(Assignment) Please return every line of the records below that holds the word "icon".

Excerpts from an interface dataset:
------------------------------------
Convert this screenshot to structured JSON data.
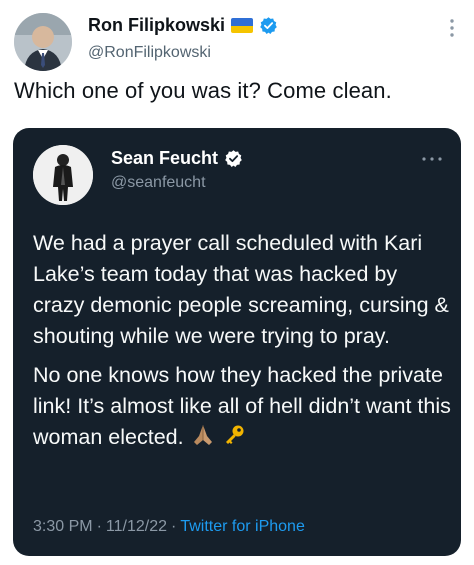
{
  "author": {
    "name": "Ron Filipkowski",
    "handle": "@RonFilipkowski",
    "flag_icon": "ukraine-flag-icon",
    "verified_icon": "verified-badge-icon"
  },
  "tweet": {
    "text": "Which one of you was it? Come clean."
  },
  "quoted": {
    "name": "Sean Feucht",
    "handle": "@seanfeucht",
    "verified_icon": "verified-badge-icon",
    "paragraph1": "We had a prayer call scheduled with Kari Lake’s team today that was hacked by crazy demonic people screaming, cursing & shouting while we were trying to pray.",
    "paragraph2": "No one knows how they hacked the private link! It’s almost like all of hell didn’t want this woman elected.",
    "emoji": [
      "folded-hands-emoji",
      "key-emoji"
    ],
    "time": "3:30 PM",
    "date": "11/12/22",
    "separator": "·",
    "source": "Twitter for iPhone"
  },
  "colors": {
    "card_bg": "#15202b",
    "link": "#1d9bf0",
    "verified": "#1d9bf0",
    "muted_dark": "#8b98a5",
    "muted_light": "#536471"
  }
}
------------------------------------
(Response to this task)
    "flag_icon": "ukraine-flag-icon",
    "verified_icon": "verified-badge-icon"
    "verified_icon": "verified-badge-icon",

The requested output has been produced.